→ **Exercise prompt**
Your answer must be an exact copy of the entries below, with every picture removed.
[Recorded information Boundary: Start]
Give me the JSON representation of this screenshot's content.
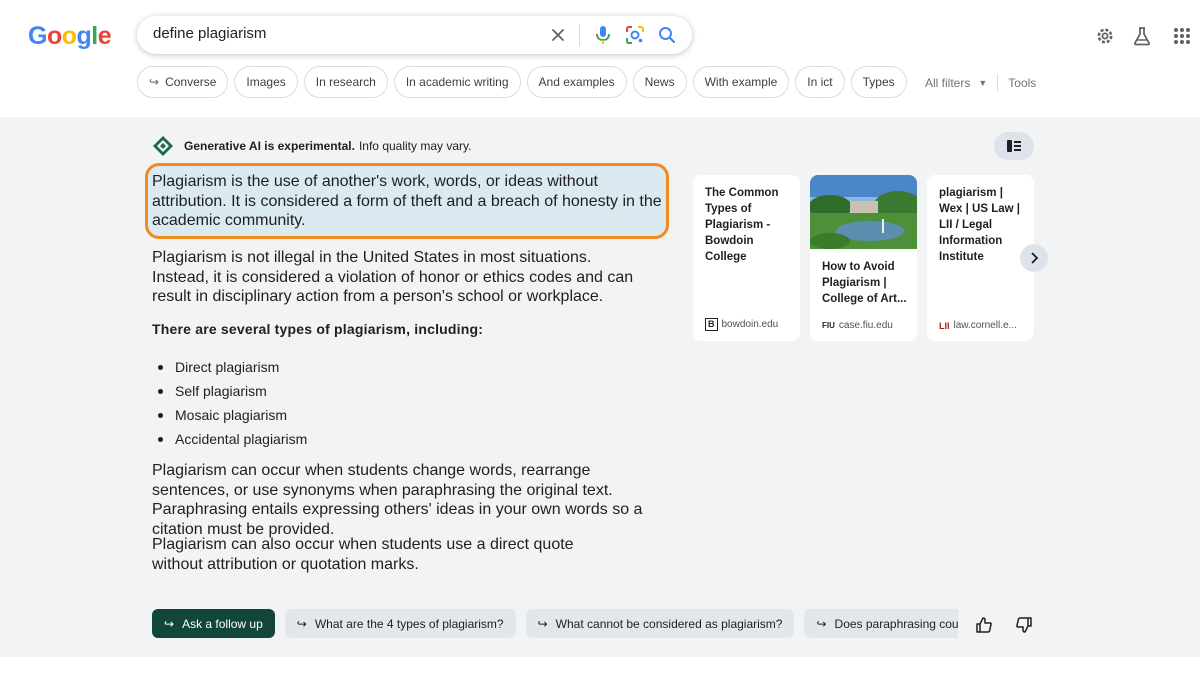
{
  "header": {
    "logo": [
      "G",
      "o",
      "o",
      "g",
      "l",
      "e"
    ],
    "logo_colors": [
      "#4285F4",
      "#EA4335",
      "#FBBC05",
      "#4285F4",
      "#34A853",
      "#EA4335"
    ],
    "search_value": "define plagiarism",
    "icons": [
      "close-icon",
      "mic-icon",
      "lens-icon",
      "search-icon",
      "settings-icon",
      "labs-icon",
      "apps-icon"
    ]
  },
  "chips": [
    {
      "label": "Converse",
      "arrow": true
    },
    {
      "label": "Images"
    },
    {
      "label": "In research"
    },
    {
      "label": "In academic writing"
    },
    {
      "label": "And examples"
    },
    {
      "label": "News"
    },
    {
      "label": "With example"
    },
    {
      "label": "In ict"
    },
    {
      "label": "Types"
    }
  ],
  "filters": {
    "all_filters": "All filters",
    "tools": "Tools"
  },
  "ai": {
    "notice_bold": "Generative AI is experimental.",
    "notice_rest": "Info quality may vary.",
    "highlight": "Plagiarism is the use of another's work, words, or ideas without attribution. It is considered a form of theft and a breach of honesty in the academic community.",
    "para1": "Plagiarism is not illegal in the United States in most situations. Instead, it is considered a violation of honor or ethics codes and can result in disciplinary action from a person's school or workplace.",
    "types_heading": "There are several types of plagiarism, including:",
    "types": [
      "Direct plagiarism",
      "Self plagiarism",
      "Mosaic plagiarism",
      "Accidental plagiarism"
    ],
    "para2": "Plagiarism can occur when students change words, rearrange sentences, or use synonyms when paraphrasing the original text. Paraphrasing entails expressing others' ideas in your own words so a citation must be provided.",
    "para3": "Plagiarism can also occur when students use a direct quote without attribution or quotation marks."
  },
  "cards": [
    {
      "title": "The Common Types of Plagiarism - Bowdoin College",
      "source": "bowdoin.edu",
      "favicon": "B"
    },
    {
      "title": "How to Avoid Plagiarism | College of Art...",
      "source": "case.fiu.edu",
      "favicon": "FIU"
    },
    {
      "title": "plagiarism | Wex | US Law | LII / Legal Information Institute",
      "source": "law.cornell.e...",
      "favicon": "LII"
    }
  ],
  "followups": [
    {
      "label": "Ask a follow up"
    },
    {
      "label": "What are the 4 types of plagiarism?"
    },
    {
      "label": "What cannot be considered as plagiarism?"
    },
    {
      "label": "Does paraphrasing count as pl"
    }
  ],
  "colors": {
    "highlight_border": "#f28b1e",
    "followup_primary": "#11473a",
    "ai_background": "#f1f3f4"
  }
}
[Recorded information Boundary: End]
→ **Your response**
Give me the JSON representation of this screenshot's content.
{
  "header": {
    "logo": [
      "G",
      "o",
      "o",
      "g",
      "l",
      "e"
    ],
    "logo_colors": [
      "#4285F4",
      "#EA4335",
      "#FBBC05",
      "#4285F4",
      "#34A853",
      "#EA4335"
    ],
    "search_value": "define plagiarism",
    "icons": [
      "close-icon",
      "mic-icon",
      "lens-icon",
      "search-icon",
      "settings-icon",
      "labs-icon",
      "apps-icon"
    ]
  },
  "chips": [
    {
      "label": "Converse",
      "arrow": true
    },
    {
      "label": "Images"
    },
    {
      "label": "In research"
    },
    {
      "label": "In academic writing"
    },
    {
      "label": "And examples"
    },
    {
      "label": "News"
    },
    {
      "label": "With example"
    },
    {
      "label": "In ict"
    },
    {
      "label": "Types"
    }
  ],
  "filters": {
    "all_filters": "All filters",
    "tools": "Tools"
  },
  "ai": {
    "notice_bold": "Generative AI is experimental.",
    "notice_rest": "Info quality may vary.",
    "highlight": "Plagiarism is the use of another's work, words, or ideas without attribution. It is considered a form of theft and a breach of honesty in the academic community.",
    "para1": "Plagiarism is not illegal in the United States in most situations. Instead, it is considered a violation of honor or ethics codes and can result in disciplinary action from a person's school or workplace.",
    "types_heading": "There are several types of plagiarism, including:",
    "types": [
      "Direct plagiarism",
      "Self plagiarism",
      "Mosaic plagiarism",
      "Accidental plagiarism"
    ],
    "para2": "Plagiarism can occur when students change words, rearrange sentences, or use synonyms when paraphrasing the original text. Paraphrasing entails expressing others' ideas in your own words so a citation must be provided.",
    "para3": "Plagiarism can also occur when students use a direct quote without attribution or quotation marks."
  },
  "cards": [
    {
      "title": "The Common Types of Plagiarism - Bowdoin College",
      "source": "bowdoin.edu",
      "favicon": "B"
    },
    {
      "title": "How to Avoid Plagiarism | College of Art...",
      "source": "case.fiu.edu",
      "favicon": "FIU"
    },
    {
      "title": "plagiarism | Wex | US Law | LII / Legal Information Institute",
      "source": "law.cornell.e...",
      "favicon": "LII"
    }
  ],
  "followups": [
    {
      "label": "Ask a follow up"
    },
    {
      "label": "What are the 4 types of plagiarism?"
    },
    {
      "label": "What cannot be considered as plagiarism?"
    },
    {
      "label": "Does paraphrasing count as pl"
    }
  ],
  "colors": {
    "highlight_border": "#f28b1e",
    "followup_primary": "#11473a",
    "ai_background": "#f1f3f4"
  }
}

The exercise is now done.